Perhaps never again – not even late night at weddings, when drunken uncles throw shapes – will the paso doble be massacred quite so ignobly; the female dance partner dragged across the floor like a sack of coal.
A record audience tuned in on Saturday for one last chance to catch John Sergeant, the former political journalist, execute a last waltz on BBC1's ballroom contest Strictly Come Dancing.
The "dancing pig in Cuban heels", as one newspaper critic called him, has captivated viewers for 10 weekends as he stumbled his way through routines.

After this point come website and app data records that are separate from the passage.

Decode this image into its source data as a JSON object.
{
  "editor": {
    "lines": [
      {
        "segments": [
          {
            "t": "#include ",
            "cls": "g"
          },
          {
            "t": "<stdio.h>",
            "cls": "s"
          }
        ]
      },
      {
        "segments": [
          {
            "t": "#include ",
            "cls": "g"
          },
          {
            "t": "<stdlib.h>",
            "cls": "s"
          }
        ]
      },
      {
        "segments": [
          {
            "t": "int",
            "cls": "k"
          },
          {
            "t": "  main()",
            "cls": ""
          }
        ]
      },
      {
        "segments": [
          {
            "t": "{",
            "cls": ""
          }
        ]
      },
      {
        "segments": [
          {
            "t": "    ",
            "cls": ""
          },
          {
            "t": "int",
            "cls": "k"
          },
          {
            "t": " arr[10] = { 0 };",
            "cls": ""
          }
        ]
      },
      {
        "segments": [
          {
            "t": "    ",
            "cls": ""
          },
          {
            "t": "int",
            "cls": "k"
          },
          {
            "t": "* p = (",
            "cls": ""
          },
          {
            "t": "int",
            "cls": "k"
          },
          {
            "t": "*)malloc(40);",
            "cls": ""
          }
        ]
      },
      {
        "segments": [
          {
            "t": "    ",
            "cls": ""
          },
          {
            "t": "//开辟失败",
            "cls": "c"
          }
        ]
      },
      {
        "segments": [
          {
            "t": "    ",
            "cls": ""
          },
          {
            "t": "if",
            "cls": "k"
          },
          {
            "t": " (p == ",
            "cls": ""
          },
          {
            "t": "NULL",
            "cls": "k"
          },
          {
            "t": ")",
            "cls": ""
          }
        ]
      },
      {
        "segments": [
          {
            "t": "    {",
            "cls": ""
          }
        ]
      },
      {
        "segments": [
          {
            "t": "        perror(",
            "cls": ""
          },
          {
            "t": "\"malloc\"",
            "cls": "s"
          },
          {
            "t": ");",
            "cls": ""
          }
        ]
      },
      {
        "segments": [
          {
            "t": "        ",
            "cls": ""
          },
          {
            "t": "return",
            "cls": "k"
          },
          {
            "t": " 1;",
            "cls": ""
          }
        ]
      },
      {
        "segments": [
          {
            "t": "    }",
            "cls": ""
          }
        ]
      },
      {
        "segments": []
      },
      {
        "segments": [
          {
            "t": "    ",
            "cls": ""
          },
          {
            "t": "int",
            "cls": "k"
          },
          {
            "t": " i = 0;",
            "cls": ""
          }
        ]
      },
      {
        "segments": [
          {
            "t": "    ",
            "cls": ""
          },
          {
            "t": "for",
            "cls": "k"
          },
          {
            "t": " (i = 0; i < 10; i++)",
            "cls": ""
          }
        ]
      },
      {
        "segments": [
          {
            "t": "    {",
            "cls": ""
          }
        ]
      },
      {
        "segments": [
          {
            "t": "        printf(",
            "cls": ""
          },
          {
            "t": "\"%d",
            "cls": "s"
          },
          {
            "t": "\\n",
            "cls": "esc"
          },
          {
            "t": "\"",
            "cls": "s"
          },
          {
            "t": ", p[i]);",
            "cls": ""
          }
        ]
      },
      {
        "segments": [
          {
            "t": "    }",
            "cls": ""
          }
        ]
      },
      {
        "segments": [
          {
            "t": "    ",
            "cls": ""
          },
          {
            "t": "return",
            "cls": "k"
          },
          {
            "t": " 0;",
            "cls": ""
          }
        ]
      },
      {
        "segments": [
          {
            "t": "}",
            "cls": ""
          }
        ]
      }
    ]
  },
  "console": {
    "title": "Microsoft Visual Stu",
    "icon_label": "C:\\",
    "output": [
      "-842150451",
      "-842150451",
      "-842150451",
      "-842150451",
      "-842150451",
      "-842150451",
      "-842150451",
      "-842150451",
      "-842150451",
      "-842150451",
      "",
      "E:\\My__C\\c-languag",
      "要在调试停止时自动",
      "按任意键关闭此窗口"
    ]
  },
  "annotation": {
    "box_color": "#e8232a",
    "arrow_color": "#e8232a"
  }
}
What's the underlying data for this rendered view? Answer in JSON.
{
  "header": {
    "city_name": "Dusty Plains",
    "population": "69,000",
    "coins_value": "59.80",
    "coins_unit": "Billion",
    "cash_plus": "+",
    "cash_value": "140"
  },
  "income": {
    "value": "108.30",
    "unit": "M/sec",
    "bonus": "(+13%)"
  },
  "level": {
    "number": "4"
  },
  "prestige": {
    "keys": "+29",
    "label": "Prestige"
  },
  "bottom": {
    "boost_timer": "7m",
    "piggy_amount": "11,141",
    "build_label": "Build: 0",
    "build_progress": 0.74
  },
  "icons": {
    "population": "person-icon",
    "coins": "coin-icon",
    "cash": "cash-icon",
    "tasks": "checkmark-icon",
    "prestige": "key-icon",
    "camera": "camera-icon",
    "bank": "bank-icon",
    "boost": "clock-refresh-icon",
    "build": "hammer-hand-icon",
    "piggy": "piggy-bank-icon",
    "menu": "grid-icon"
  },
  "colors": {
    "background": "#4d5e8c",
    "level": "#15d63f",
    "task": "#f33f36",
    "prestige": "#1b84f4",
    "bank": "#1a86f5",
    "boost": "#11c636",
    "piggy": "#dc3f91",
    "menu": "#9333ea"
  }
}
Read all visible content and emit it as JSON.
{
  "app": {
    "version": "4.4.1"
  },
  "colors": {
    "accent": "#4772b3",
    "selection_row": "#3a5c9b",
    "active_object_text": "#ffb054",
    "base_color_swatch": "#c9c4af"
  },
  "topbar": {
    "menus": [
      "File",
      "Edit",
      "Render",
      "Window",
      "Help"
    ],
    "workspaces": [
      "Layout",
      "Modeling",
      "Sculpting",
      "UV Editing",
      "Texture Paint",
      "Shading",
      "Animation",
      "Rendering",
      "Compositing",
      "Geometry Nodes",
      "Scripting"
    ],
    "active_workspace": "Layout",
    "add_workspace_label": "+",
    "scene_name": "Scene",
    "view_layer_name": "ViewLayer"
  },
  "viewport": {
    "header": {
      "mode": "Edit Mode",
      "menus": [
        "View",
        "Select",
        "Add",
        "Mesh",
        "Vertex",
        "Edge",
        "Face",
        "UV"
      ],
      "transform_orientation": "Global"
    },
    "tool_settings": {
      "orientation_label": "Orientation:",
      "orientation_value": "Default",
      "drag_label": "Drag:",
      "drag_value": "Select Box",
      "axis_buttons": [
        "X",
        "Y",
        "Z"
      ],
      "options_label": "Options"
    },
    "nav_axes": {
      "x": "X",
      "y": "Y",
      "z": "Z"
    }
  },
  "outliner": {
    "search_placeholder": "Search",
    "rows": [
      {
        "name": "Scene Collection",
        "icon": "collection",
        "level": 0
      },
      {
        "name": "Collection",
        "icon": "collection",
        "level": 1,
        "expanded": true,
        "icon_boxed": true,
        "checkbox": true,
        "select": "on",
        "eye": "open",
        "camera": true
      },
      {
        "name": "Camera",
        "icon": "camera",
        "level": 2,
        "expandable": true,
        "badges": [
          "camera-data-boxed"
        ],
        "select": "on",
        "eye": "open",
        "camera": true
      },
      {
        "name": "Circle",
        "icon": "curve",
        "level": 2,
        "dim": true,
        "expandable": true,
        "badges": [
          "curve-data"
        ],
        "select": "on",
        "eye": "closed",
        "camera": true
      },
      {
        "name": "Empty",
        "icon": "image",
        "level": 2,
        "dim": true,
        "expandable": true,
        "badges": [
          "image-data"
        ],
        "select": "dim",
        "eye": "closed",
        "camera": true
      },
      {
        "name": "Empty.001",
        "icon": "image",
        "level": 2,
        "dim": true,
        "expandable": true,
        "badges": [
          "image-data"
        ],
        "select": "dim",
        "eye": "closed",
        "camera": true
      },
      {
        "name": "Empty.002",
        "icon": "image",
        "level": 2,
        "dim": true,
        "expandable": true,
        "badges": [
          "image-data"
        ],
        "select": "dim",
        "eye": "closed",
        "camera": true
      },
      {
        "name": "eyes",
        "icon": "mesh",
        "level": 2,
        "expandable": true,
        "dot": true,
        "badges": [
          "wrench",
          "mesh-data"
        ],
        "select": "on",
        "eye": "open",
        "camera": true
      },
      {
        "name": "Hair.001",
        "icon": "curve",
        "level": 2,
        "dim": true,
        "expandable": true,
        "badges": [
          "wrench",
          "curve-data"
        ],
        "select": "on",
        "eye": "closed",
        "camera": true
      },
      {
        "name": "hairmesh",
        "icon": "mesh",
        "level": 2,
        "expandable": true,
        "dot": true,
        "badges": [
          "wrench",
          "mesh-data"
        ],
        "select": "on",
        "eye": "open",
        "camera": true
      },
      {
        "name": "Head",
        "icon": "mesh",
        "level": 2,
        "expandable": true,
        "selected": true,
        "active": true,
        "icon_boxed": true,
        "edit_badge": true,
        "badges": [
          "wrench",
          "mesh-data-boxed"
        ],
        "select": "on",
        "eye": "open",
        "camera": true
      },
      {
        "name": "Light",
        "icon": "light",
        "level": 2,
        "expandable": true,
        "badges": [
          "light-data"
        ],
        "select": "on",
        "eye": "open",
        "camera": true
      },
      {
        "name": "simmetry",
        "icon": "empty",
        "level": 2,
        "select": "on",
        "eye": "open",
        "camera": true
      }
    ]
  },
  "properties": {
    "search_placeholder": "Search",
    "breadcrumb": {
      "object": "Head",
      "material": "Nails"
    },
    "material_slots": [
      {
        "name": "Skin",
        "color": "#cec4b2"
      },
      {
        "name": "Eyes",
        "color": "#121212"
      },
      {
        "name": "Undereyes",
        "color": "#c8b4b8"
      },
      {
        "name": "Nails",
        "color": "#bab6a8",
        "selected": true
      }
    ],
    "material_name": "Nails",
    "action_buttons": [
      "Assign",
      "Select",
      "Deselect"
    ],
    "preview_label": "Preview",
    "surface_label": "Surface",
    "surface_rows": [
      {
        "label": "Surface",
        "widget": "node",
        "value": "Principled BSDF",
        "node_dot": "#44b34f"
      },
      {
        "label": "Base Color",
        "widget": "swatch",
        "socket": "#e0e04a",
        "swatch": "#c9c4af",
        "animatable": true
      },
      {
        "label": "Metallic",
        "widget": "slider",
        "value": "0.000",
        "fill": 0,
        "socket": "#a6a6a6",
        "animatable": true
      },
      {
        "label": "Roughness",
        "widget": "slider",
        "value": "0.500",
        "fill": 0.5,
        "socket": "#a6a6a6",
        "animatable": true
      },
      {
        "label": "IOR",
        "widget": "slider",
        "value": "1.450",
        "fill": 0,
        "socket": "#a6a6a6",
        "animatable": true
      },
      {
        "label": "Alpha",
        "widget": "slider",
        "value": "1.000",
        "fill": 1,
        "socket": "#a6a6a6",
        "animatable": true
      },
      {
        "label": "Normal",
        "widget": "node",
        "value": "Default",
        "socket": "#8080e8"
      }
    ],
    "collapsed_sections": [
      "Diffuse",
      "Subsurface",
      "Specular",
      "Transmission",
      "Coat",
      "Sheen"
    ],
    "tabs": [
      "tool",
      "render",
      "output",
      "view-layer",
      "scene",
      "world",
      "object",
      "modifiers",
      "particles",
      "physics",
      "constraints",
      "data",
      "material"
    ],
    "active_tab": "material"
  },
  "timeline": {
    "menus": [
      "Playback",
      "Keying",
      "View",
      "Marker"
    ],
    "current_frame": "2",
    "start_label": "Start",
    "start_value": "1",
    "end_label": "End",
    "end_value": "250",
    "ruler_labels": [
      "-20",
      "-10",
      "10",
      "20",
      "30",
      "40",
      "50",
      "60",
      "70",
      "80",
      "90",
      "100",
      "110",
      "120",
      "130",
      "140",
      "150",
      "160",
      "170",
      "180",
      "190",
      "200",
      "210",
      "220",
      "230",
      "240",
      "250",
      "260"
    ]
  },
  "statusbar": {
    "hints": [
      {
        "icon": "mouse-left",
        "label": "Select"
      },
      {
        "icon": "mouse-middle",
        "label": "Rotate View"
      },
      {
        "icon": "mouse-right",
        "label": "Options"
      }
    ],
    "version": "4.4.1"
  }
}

Some 11.1 million people saw Saturday' show – the highest figure so far this series, up 300,000 on the previous week – and the 64-year-old was clearly the star, taking a tumultuous standing ovation from the studio audience.
The judges – much criticised for the harshness of their remarks about his dancing – remained firmly seated. Despite receiving appalling scores each week from the judges, Sergeant kept being saved by the public's votes. It is unclear if his resignation on Wednesday has undermined the show – the BBC's flagship interactive programme – or strengthened it as a dancing contest.
A pact of omerta appeared to have been taken by the BBC's publicists, who refused to disclose whether phone voting was up or, as expected, down following Mr Sergeant's withdrawal.
According to unconfirmed reports yesterday, 1.7 million people voted for Sergeant and partner Kristina Rihanoff in their last competitive dance nine days ago – almost a third of the 4.9 million votes. His departure failed to save Jodie Kidd, the model who last night became the latest contestant to leave.
The choice of music for Sergeant's farewell dance with Rihanoff – Norah Jones's "Come Away With Me" – could be seen as a typically wry dig. In an interview yesterday, Rihanoff said Sergeant had been "slowly broken by the judges' cruelty" and that the BBC should have reined them in, particularly over remarks about Sergeant's age. "I was really shocked when, in week seven, one of the judges said something like, 'This isn't Help the Aged'," she said.
But on Saturday, Sergeant thanked the judges for the way they "whipped up public support" in his favour and insisted he had had "a marvellous time ... it has been strictly fantastic." The BBC has announced it will refund anyone who voted for Sergeant for the show on 15 November. A free telephone line will open today.
If half of the voters called from a mobile phone and half voted from a landline, the BBC would face a payout of more than £2.3m, although it remains to be seen how many people will apply. John Tilley, the man who set up the internet site bringbackjohn.co.uk, said 47,000 people had signed the site's petition and he expected to present it to the BBC today or tomorrow after it had reached 50,000 names.